But while this data is impressive, the clients’ firsthand experiences with the program are a testament to the Steering Committee’s success. In their own words, they described the Health Link as a “priceless,” “wonderful” program that allows them to feel more “supported,” “confident,” and “heard.”
Ministry of Health and Long-Term Care – Health Links Explained video (click here)
2015 North West LHIN Leadership Award Runner-Up – Arlene Thomson, Director, Cardiovascular and Stroke Program, Thunder Bay Regional Health Sciences Centre
As the Director of the Cardiovascular and Stroke Program at Thunder Bay Regional Health Sciences Centre (TBRHSC), Arlene Thomson’s journey to bring a comprehensive cardiovascular program to Northwestern Ontario began over two decades ago.
She was the founding manager of the Cardiac Catheterization Lab at the Port Arthur General Hospital in 1988 and later helped to establish the angioplasty program at TBRHSC in 2007. Strongly believing that the medical expertise and capacity existed to support more advanced cardiac services in the Northwest, she collaborated with cardiologists and community partners to draft what would be the first of several proposals to the Ministry of Health and Long-Term Care for a cardiac surgical program, without success.
Undeterred, she forged ahead to expand the existing cardiac services at TBRHSC as volumes continued to grow.
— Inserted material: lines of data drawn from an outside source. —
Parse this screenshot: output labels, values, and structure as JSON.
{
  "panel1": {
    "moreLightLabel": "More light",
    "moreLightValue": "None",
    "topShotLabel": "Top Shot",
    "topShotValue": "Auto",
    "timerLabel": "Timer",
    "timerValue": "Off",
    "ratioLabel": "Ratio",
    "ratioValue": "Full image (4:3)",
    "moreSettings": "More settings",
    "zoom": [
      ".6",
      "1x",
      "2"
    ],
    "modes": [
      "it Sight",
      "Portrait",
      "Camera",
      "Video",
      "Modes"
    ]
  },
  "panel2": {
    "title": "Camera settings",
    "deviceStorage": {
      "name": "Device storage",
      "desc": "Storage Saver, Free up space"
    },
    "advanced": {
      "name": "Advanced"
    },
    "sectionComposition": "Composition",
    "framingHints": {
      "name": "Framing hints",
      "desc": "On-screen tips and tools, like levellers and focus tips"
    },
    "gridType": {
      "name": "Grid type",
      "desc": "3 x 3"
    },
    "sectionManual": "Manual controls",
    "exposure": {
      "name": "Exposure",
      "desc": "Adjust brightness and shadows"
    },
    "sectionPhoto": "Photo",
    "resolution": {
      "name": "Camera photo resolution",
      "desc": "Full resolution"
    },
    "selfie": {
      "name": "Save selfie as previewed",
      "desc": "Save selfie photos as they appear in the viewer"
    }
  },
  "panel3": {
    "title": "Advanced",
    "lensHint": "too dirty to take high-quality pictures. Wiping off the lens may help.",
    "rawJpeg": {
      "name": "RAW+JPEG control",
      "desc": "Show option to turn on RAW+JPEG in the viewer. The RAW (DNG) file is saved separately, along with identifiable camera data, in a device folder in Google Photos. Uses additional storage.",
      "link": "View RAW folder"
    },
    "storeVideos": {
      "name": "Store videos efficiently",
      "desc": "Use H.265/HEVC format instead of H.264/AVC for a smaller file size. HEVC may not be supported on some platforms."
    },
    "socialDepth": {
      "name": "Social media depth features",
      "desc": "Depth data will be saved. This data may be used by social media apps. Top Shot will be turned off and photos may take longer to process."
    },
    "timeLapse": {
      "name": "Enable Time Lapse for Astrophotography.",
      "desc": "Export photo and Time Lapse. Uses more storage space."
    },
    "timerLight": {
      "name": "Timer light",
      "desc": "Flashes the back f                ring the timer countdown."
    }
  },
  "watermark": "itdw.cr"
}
A second cath lab was constructed in 2011, and she worked with a multidisciplinary team to improve the quality and effectiveness of the care provided within and outside of her program. For example, the interdepartmental collaborations initiated by Arlene significantly reduced discharge delays for patients requiring a pacemaker.
However, as she continued to closely monitor health outcomes, demographics, and health system changes she found the need for a comprehensive cardiovascular program was still clearly evident. Arlene nurtured a partnership with between TBRHSC and the University Health Network, which ultimately led to the development and approval of a fourth proposal for the first Comprehensive Cardiovascular Surgical program in Northwestern Ontario.
The proposal includes plans to recruit cardiac and vascular surgeons to the team. In the meantime, partners at the University Health Network will accept and treat patients from the Northwest until renovations are complete and the program is fully functional at TBRHSC. It is anticipated that when the program is off the ground in the upcoming years, hundreds of Northwestern Ontarians will have to access cardiac and vascular services closer to home.
Improving Cardiovascular Services for Patients in Northwestern Ontario – TBRHSC News Release